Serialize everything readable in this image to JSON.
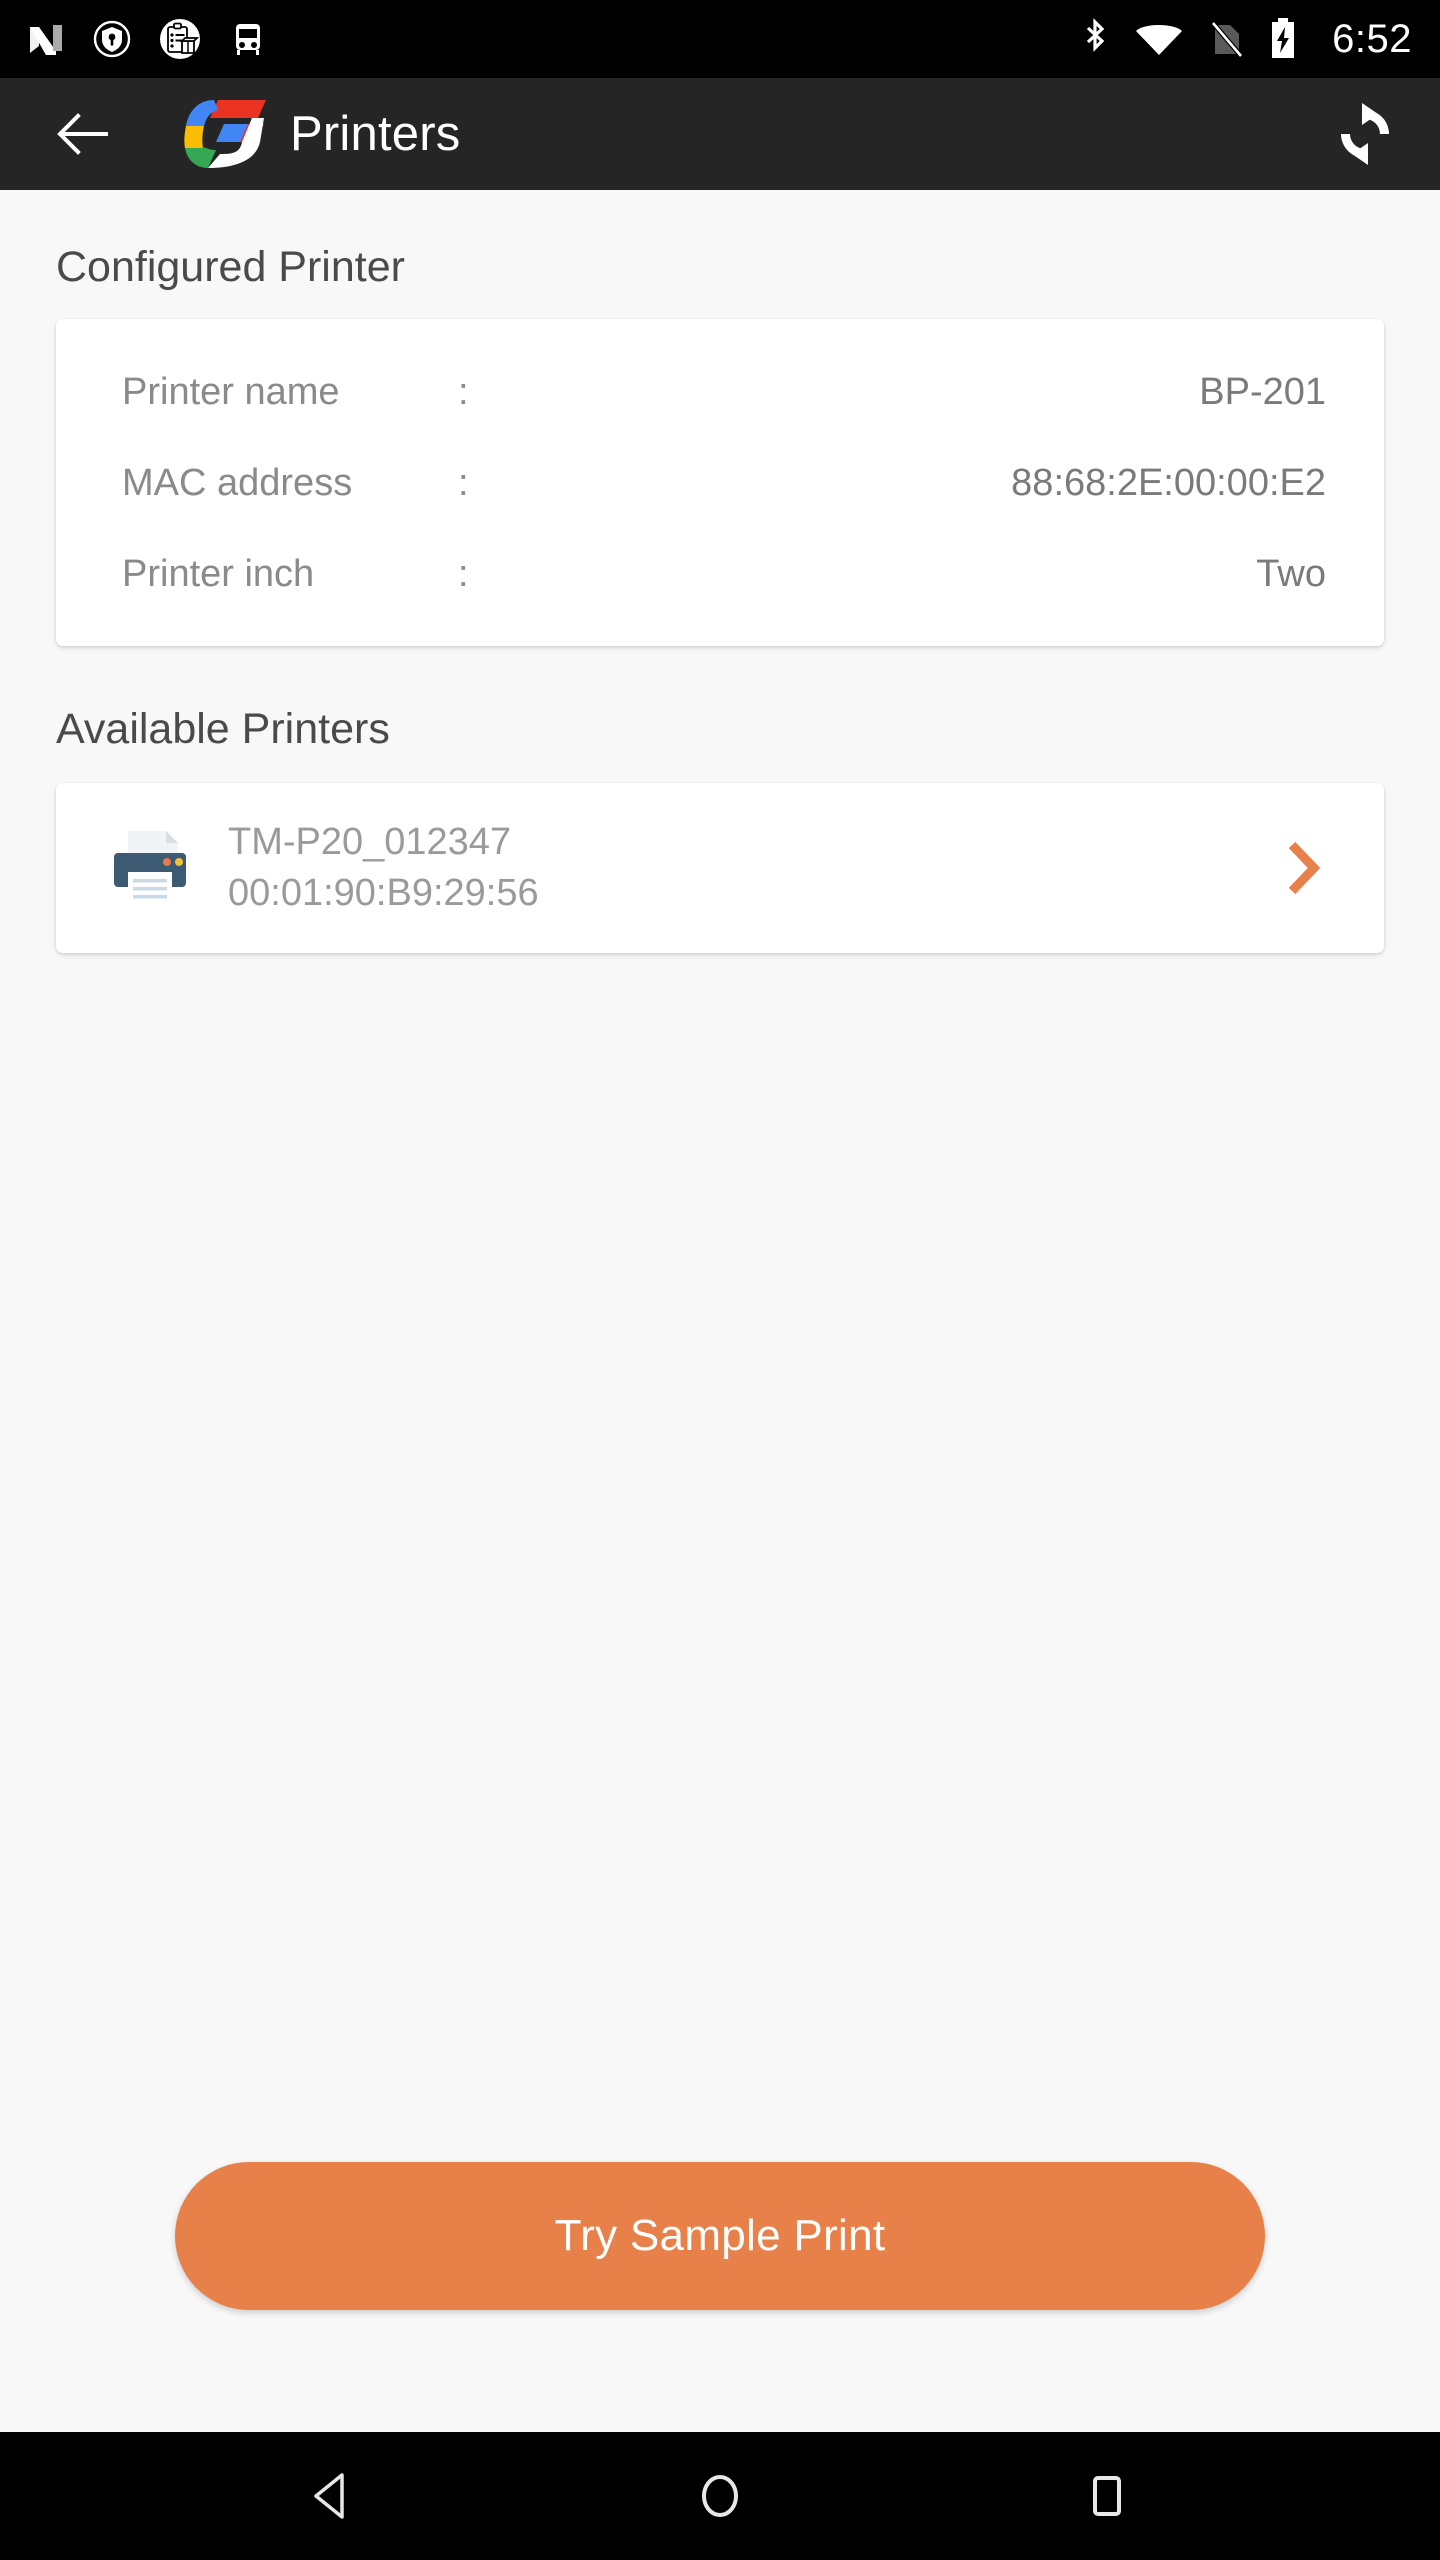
{
  "status_bar": {
    "time": "6:52",
    "notification_icons": [
      "android-n-icon",
      "shield-key-icon",
      "clipboard-box-icon",
      "bus-icon"
    ],
    "system_icons": [
      "bluetooth-icon",
      "wifi-icon",
      "no-sim-icon",
      "battery-charging-icon"
    ]
  },
  "app_bar": {
    "back_icon": "back-arrow-icon",
    "logo_icon": "app-logo-icon",
    "title": "Printers",
    "refresh_icon": "refresh-icon"
  },
  "configured": {
    "section_title": "Configured Printer",
    "separator": ":",
    "rows": [
      {
        "label": "Printer name",
        "value": "BP-201"
      },
      {
        "label": "MAC address",
        "value": "88:68:2E:00:00:E2"
      },
      {
        "label": "Printer inch",
        "value": "Two"
      }
    ]
  },
  "available": {
    "section_title": "Available Printers",
    "printers": [
      {
        "name": "TM-P20_012347",
        "mac": "00:01:90:B9:29:56",
        "icon": "printer-icon",
        "chevron": "chevron-right-icon"
      }
    ]
  },
  "actions": {
    "sample_print_label": "Try Sample Print"
  },
  "nav_bar": {
    "back": "nav-back-icon",
    "home": "nav-home-icon",
    "recents": "nav-recents-icon"
  },
  "colors": {
    "accent_orange": "#E8804A",
    "appbar_bg": "#252525",
    "page_bg": "#F8F8F8",
    "card_bg": "#FFFFFF",
    "heading_text": "#4A4A4A",
    "body_text": "#8A8A8A",
    "printer_icon_body": "#3D5A73"
  }
}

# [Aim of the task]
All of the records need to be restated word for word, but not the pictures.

# [Answer section]
Serialize everything readable in this image to JSON.
{
  "status_bar": {
    "time": "6:52",
    "notification_icons": [
      "android-n-icon",
      "shield-key-icon",
      "clipboard-box-icon",
      "bus-icon"
    ],
    "system_icons": [
      "bluetooth-icon",
      "wifi-icon",
      "no-sim-icon",
      "battery-charging-icon"
    ]
  },
  "app_bar": {
    "back_icon": "back-arrow-icon",
    "logo_icon": "app-logo-icon",
    "title": "Printers",
    "refresh_icon": "refresh-icon"
  },
  "configured": {
    "section_title": "Configured Printer",
    "separator": ":",
    "rows": [
      {
        "label": "Printer name",
        "value": "BP-201"
      },
      {
        "label": "MAC address",
        "value": "88:68:2E:00:00:E2"
      },
      {
        "label": "Printer inch",
        "value": "Two"
      }
    ]
  },
  "available": {
    "section_title": "Available Printers",
    "printers": [
      {
        "name": "TM-P20_012347",
        "mac": "00:01:90:B9:29:56",
        "icon": "printer-icon",
        "chevron": "chevron-right-icon"
      }
    ]
  },
  "actions": {
    "sample_print_label": "Try Sample Print"
  },
  "nav_bar": {
    "back": "nav-back-icon",
    "home": "nav-home-icon",
    "recents": "nav-recents-icon"
  },
  "colors": {
    "accent_orange": "#E8804A",
    "appbar_bg": "#252525",
    "page_bg": "#F8F8F8",
    "card_bg": "#FFFFFF",
    "heading_text": "#4A4A4A",
    "body_text": "#8A8A8A",
    "printer_icon_body": "#3D5A73"
  }
}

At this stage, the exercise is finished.